What you need to do: Exact copies of all records below are needed.

[Element data from apps and pages]
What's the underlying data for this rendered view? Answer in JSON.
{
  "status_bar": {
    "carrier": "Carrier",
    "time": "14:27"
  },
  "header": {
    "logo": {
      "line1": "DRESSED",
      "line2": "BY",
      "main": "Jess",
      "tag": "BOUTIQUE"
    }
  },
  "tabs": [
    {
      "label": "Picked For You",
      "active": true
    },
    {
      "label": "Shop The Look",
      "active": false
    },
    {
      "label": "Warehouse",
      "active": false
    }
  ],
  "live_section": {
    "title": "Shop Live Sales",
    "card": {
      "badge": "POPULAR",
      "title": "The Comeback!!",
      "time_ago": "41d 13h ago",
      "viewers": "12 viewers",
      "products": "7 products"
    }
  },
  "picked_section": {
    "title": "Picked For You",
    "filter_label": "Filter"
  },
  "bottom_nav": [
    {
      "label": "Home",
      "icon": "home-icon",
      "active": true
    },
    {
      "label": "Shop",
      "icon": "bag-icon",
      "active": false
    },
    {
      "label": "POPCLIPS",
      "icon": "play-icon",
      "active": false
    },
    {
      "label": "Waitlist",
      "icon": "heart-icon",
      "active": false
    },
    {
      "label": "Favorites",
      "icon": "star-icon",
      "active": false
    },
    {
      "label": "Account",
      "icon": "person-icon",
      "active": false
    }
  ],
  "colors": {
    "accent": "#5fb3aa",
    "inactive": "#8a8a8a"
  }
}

Written answer:
What's the underlying data for this rendered view? Answer in JSON.
{
  "status_bar": {
    "carrier": "Carrier",
    "time": "14:27"
  },
  "header": {
    "logo": {
      "line1": "DRESSED",
      "line2": "BY",
      "main": "Jess",
      "tag": "BOUTIQUE"
    }
  },
  "tabs": [
    {
      "label": "Picked For You",
      "active": true
    },
    {
      "label": "Shop The Look",
      "active": false
    },
    {
      "label": "Warehouse",
      "active": false
    }
  ],
  "live_section": {
    "title": "Shop Live Sales",
    "card": {
      "badge": "POPULAR",
      "title": "The Comeback!!",
      "time_ago": "41d 13h ago",
      "viewers": "12 viewers",
      "products": "7 products"
    }
  },
  "picked_section": {
    "title": "Picked For You",
    "filter_label": "Filter"
  },
  "bottom_nav": [
    {
      "label": "Home",
      "icon": "home-icon",
      "active": true
    },
    {
      "label": "Shop",
      "icon": "bag-icon",
      "active": false
    },
    {
      "label": "POPCLIPS",
      "icon": "play-icon",
      "active": false
    },
    {
      "label": "Waitlist",
      "icon": "heart-icon",
      "active": false
    },
    {
      "label": "Favorites",
      "icon": "star-icon",
      "active": false
    },
    {
      "label": "Account",
      "icon": "person-icon",
      "active": false
    }
  ],
  "colors": {
    "accent": "#5fb3aa",
    "inactive": "#8a8a8a"
  }
}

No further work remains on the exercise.